— PROBLEM STATEMENT —
The answer must be every line from the entries below that contains "name".

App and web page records

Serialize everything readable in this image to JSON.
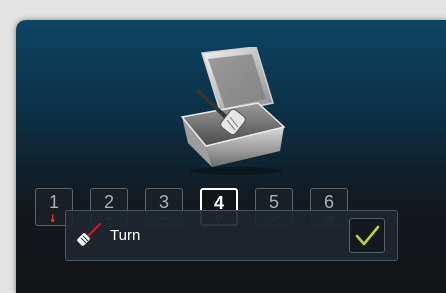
{
  "steps": [
    {
      "number": "1",
      "icon": "thermometer-icon"
    },
    {
      "number": "2",
      "icon": "tray-icon"
    },
    {
      "number": "3",
      "icon": "bowl-icon"
    },
    {
      "number": "4",
      "icon": "drop-icon",
      "active": true
    },
    {
      "number": "5",
      "icon": "lid-icon"
    },
    {
      "number": "6",
      "icon": "grill-icon"
    }
  ],
  "detail": {
    "label": "Turn",
    "icon": "spatula-icon",
    "confirm_icon": "checkmark-icon"
  },
  "illustration": {
    "icon": "fryer-basket-icon"
  },
  "colors": {
    "accent_check": "#b6d62a",
    "thermometer": "#e0312b",
    "spatula_handle": "#c8202a"
  }
}
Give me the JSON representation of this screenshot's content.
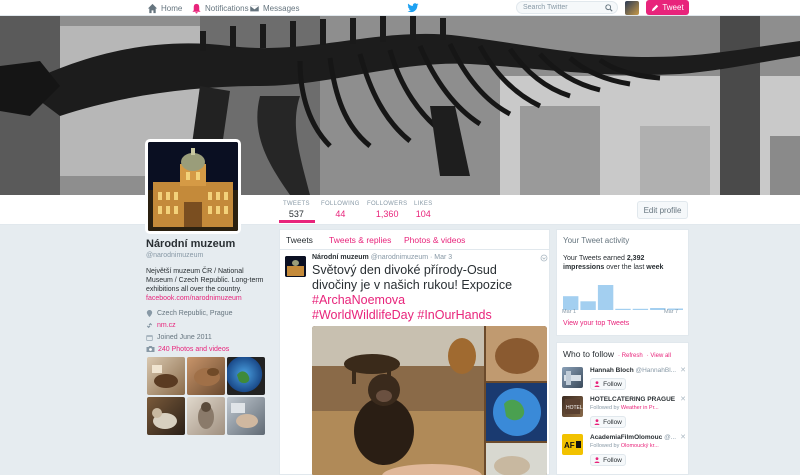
{
  "nav": {
    "home": "Home",
    "notifications": "Notifications",
    "messages": "Messages",
    "search_placeholder": "Search Twitter",
    "tweet_button": "Tweet"
  },
  "profile": {
    "name": "Národní muzeum",
    "handle": "@narodnimuzeum",
    "bio": "Největší muzeum ČR / National Museum / Czech Republic. Long-term exhibitions all over the country.",
    "bio_link": "facebook.com/narodnimuzeum",
    "location": "Czech Republic, Prague",
    "website": "nm.cz",
    "joined": "Joined June 2011",
    "photos_label": "240 Photos and videos",
    "edit_profile": "Edit profile"
  },
  "stats": [
    {
      "label": "TWEETS",
      "value": "537"
    },
    {
      "label": "FOLLOWING",
      "value": "44"
    },
    {
      "label": "FOLLOWERS",
      "value": "1,360"
    },
    {
      "label": "LIKES",
      "value": "104"
    }
  ],
  "tabs": [
    "Tweets",
    "Tweets & replies",
    "Photos & videos"
  ],
  "tweet": {
    "name": "Národní muzeum",
    "handle": "@narodnimuzeum",
    "date": "· Mar 3",
    "text_plain": "Světový den divoké přírody-Osud divočiny je v našich rukou! Expozice",
    "hashtag1": "#ArchaNoemova",
    "hashtag2": "#WorldWildlifeDay",
    "hashtag3": "#InOurHands"
  },
  "activity": {
    "title": "Your Tweet activity",
    "text_pre": "Your Tweets earned",
    "impressions": "2,392 impressions",
    "text_post": "over the last",
    "period": "week",
    "axis_start": "Mar 1",
    "axis_end": "Mar 7",
    "link": "View your top Tweets",
    "chart_bars": [
      0.55,
      0.35,
      1.0,
      0.05,
      0.05,
      0.08,
      0.06
    ]
  },
  "who_to_follow": {
    "title": "Who to follow",
    "refresh": "· Refresh",
    "view_all": "· View all",
    "follow_label": "Follow",
    "items": [
      {
        "name": "Hannah Bloch",
        "handle": "@HannahBl...",
        "sub_pre": "",
        "sub_link": ""
      },
      {
        "name": "HOTELCATERING PRAGUE",
        "handle": "",
        "sub_pre": "Followed by",
        "sub_link": "Weather in Pr..."
      },
      {
        "name": "AcademiaFilmOlomouc",
        "handle": "@...",
        "sub_pre": "Followed by",
        "sub_link": "Olomoucký kr..."
      }
    ]
  },
  "colors": {
    "accent": "#e8247b",
    "background": "#e6ecf0",
    "twitter_blue": "#1da1f2"
  }
}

— EXPECTED ANSWER —
    "name": "Národní muzeum",
    "name": "Národní muzeum",
        "name": "Hannah Bloch",
        "name": "HOTELCATERING PRAGUE",
        "name": "AcademiaFilmOlomouc",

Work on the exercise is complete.